▶ _Work order_:
Print the data that follows word for word, leaving out any picture.

[Data records for software interfaces]
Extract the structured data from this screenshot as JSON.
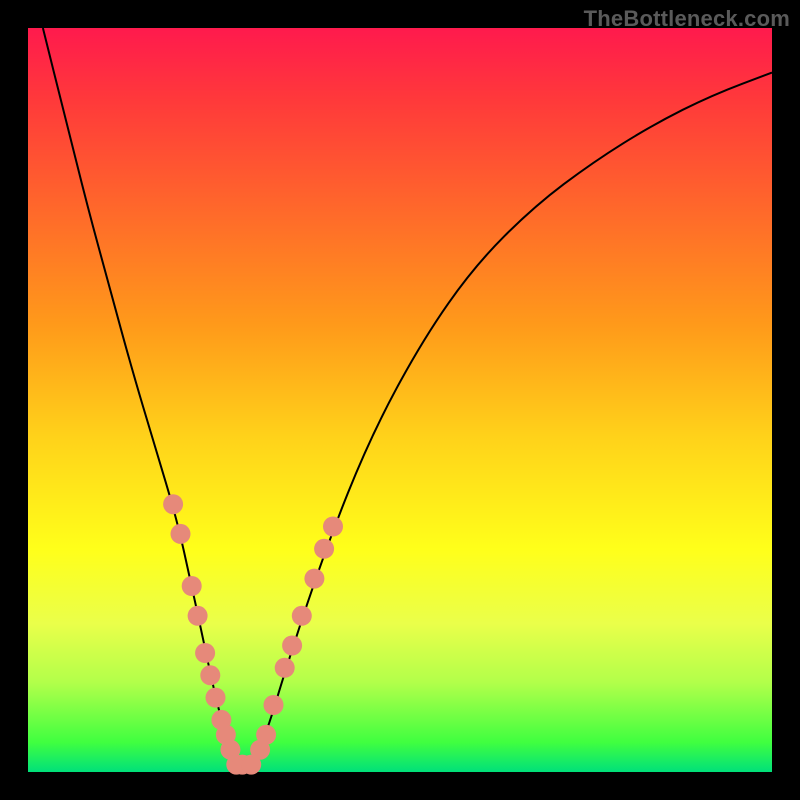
{
  "watermark": "TheBottleneck.com",
  "chart_data": {
    "type": "line",
    "title": "",
    "xlabel": "",
    "ylabel": "",
    "xlim": [
      0,
      100
    ],
    "ylim": [
      0,
      100
    ],
    "grid": false,
    "legend": false,
    "series": [
      {
        "name": "bottleneck-curve",
        "x": [
          2,
          5,
          8,
          11,
          14,
          17,
          20,
          22,
          23.5,
          25,
          26.5,
          28,
          30,
          32,
          35,
          40,
          46,
          53,
          60,
          68,
          76,
          84,
          92,
          100
        ],
        "y": [
          100,
          88,
          76,
          65,
          54,
          44,
          34,
          25,
          18,
          11,
          5,
          1,
          1,
          5,
          15,
          30,
          45,
          58,
          68,
          76,
          82,
          87,
          91,
          94
        ],
        "color": "#000000",
        "linewidth": 2
      }
    ],
    "scatter_points": {
      "name": "sample-dots",
      "color": "#e6897a",
      "radius": 10,
      "points": [
        {
          "x": 19.5,
          "y": 36
        },
        {
          "x": 20.5,
          "y": 32
        },
        {
          "x": 22.0,
          "y": 25
        },
        {
          "x": 22.8,
          "y": 21
        },
        {
          "x": 23.8,
          "y": 16
        },
        {
          "x": 24.5,
          "y": 13
        },
        {
          "x": 25.2,
          "y": 10
        },
        {
          "x": 26.0,
          "y": 7
        },
        {
          "x": 26.6,
          "y": 5
        },
        {
          "x": 27.2,
          "y": 3
        },
        {
          "x": 28.0,
          "y": 1
        },
        {
          "x": 28.8,
          "y": 1
        },
        {
          "x": 30.0,
          "y": 1
        },
        {
          "x": 31.2,
          "y": 3
        },
        {
          "x": 32.0,
          "y": 5
        },
        {
          "x": 33.0,
          "y": 9
        },
        {
          "x": 34.5,
          "y": 14
        },
        {
          "x": 35.5,
          "y": 17
        },
        {
          "x": 36.8,
          "y": 21
        },
        {
          "x": 38.5,
          "y": 26
        },
        {
          "x": 39.8,
          "y": 30
        },
        {
          "x": 41.0,
          "y": 33
        }
      ]
    }
  }
}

▶ _Your solution_:
Extract the structured data from this screenshot as JSON.
{
  "watermark": "TheBottleneck.com",
  "chart_data": {
    "type": "line",
    "title": "",
    "xlabel": "",
    "ylabel": "",
    "xlim": [
      0,
      100
    ],
    "ylim": [
      0,
      100
    ],
    "grid": false,
    "legend": false,
    "series": [
      {
        "name": "bottleneck-curve",
        "x": [
          2,
          5,
          8,
          11,
          14,
          17,
          20,
          22,
          23.5,
          25,
          26.5,
          28,
          30,
          32,
          35,
          40,
          46,
          53,
          60,
          68,
          76,
          84,
          92,
          100
        ],
        "y": [
          100,
          88,
          76,
          65,
          54,
          44,
          34,
          25,
          18,
          11,
          5,
          1,
          1,
          5,
          15,
          30,
          45,
          58,
          68,
          76,
          82,
          87,
          91,
          94
        ],
        "color": "#000000",
        "linewidth": 2
      }
    ],
    "scatter_points": {
      "name": "sample-dots",
      "color": "#e6897a",
      "radius": 10,
      "points": [
        {
          "x": 19.5,
          "y": 36
        },
        {
          "x": 20.5,
          "y": 32
        },
        {
          "x": 22.0,
          "y": 25
        },
        {
          "x": 22.8,
          "y": 21
        },
        {
          "x": 23.8,
          "y": 16
        },
        {
          "x": 24.5,
          "y": 13
        },
        {
          "x": 25.2,
          "y": 10
        },
        {
          "x": 26.0,
          "y": 7
        },
        {
          "x": 26.6,
          "y": 5
        },
        {
          "x": 27.2,
          "y": 3
        },
        {
          "x": 28.0,
          "y": 1
        },
        {
          "x": 28.8,
          "y": 1
        },
        {
          "x": 30.0,
          "y": 1
        },
        {
          "x": 31.2,
          "y": 3
        },
        {
          "x": 32.0,
          "y": 5
        },
        {
          "x": 33.0,
          "y": 9
        },
        {
          "x": 34.5,
          "y": 14
        },
        {
          "x": 35.5,
          "y": 17
        },
        {
          "x": 36.8,
          "y": 21
        },
        {
          "x": 38.5,
          "y": 26
        },
        {
          "x": 39.8,
          "y": 30
        },
        {
          "x": 41.0,
          "y": 33
        }
      ]
    }
  }
}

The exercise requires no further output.